-- Available data follows --
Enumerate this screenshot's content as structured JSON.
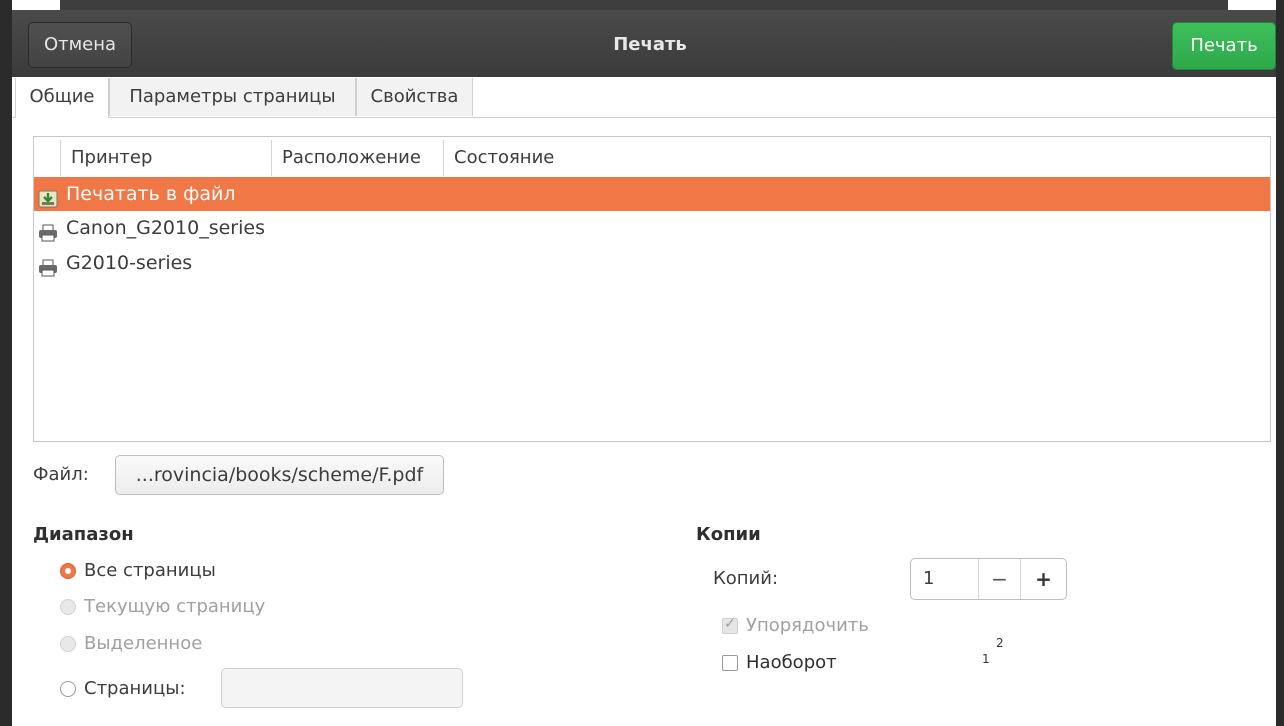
{
  "header": {
    "title": "Печать",
    "cancel_label": "Отмена",
    "print_label": "Печать"
  },
  "tabs": [
    {
      "label": "Общие",
      "active": true
    },
    {
      "label": "Параметры страницы",
      "active": false
    },
    {
      "label": "Свойства",
      "active": false
    }
  ],
  "printer_list": {
    "columns": [
      "Принтер",
      "Расположение",
      "Состояние"
    ],
    "rows": [
      {
        "name": "Печатать в файл",
        "icon": "save-to-file-icon",
        "selected": true
      },
      {
        "name": "Canon_G2010_series",
        "icon": "printer-icon",
        "selected": false
      },
      {
        "name": "G2010-series",
        "icon": "printer-icon",
        "selected": false
      }
    ]
  },
  "file": {
    "label": "Файл:",
    "path": "...rovincia/books/scheme/F.pdf"
  },
  "range": {
    "title": "Диапазон",
    "all_pages": "Все страницы",
    "current_page": "Текущую страницу",
    "selection": "Выделенное",
    "pages": "Страницы:",
    "pages_value": ""
  },
  "copies": {
    "title": "Копии",
    "label": "Копий:",
    "value": "1",
    "minus": "−",
    "plus": "+",
    "collate": "Упорядочить",
    "reverse": "Наоборот",
    "preview_1": "1",
    "preview_2": "2"
  },
  "colors": {
    "selection": "#f07746",
    "print_button": "#2ea84a",
    "header_bg": "#3b3b3b"
  }
}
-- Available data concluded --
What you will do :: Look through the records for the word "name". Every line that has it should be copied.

Written reply ::
        "name": "Печатать в файл",
        "name": "Canon_G2010_series",
        "name": "G2010-series",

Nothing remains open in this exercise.